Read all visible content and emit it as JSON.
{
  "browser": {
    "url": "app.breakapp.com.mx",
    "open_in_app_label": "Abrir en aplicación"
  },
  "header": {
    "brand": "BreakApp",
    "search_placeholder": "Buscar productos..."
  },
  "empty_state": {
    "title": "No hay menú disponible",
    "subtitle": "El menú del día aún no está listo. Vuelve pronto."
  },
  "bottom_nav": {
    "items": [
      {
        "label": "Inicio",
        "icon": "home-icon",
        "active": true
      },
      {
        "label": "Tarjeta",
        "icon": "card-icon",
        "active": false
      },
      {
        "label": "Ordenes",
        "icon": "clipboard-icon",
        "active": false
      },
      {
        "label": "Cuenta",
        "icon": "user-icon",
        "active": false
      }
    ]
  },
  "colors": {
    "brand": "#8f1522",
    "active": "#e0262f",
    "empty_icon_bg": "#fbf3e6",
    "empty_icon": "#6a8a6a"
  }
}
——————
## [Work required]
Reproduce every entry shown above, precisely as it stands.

## [Answer section]
Read all visible content and emit it as JSON.
{
  "browser": {
    "url": "app.breakapp.com.mx",
    "open_in_app_label": "Abrir en aplicación"
  },
  "header": {
    "brand": "BreakApp",
    "search_placeholder": "Buscar productos..."
  },
  "empty_state": {
    "title": "No hay menú disponible",
    "subtitle": "El menú del día aún no está listo. Vuelve pronto."
  },
  "bottom_nav": {
    "items": [
      {
        "label": "Inicio",
        "icon": "home-icon",
        "active": true
      },
      {
        "label": "Tarjeta",
        "icon": "card-icon",
        "active": false
      },
      {
        "label": "Ordenes",
        "icon": "clipboard-icon",
        "active": false
      },
      {
        "label": "Cuenta",
        "icon": "user-icon",
        "active": false
      }
    ]
  },
  "colors": {
    "brand": "#8f1522",
    "active": "#e0262f",
    "empty_icon_bg": "#fbf3e6",
    "empty_icon": "#6a8a6a"
  }
}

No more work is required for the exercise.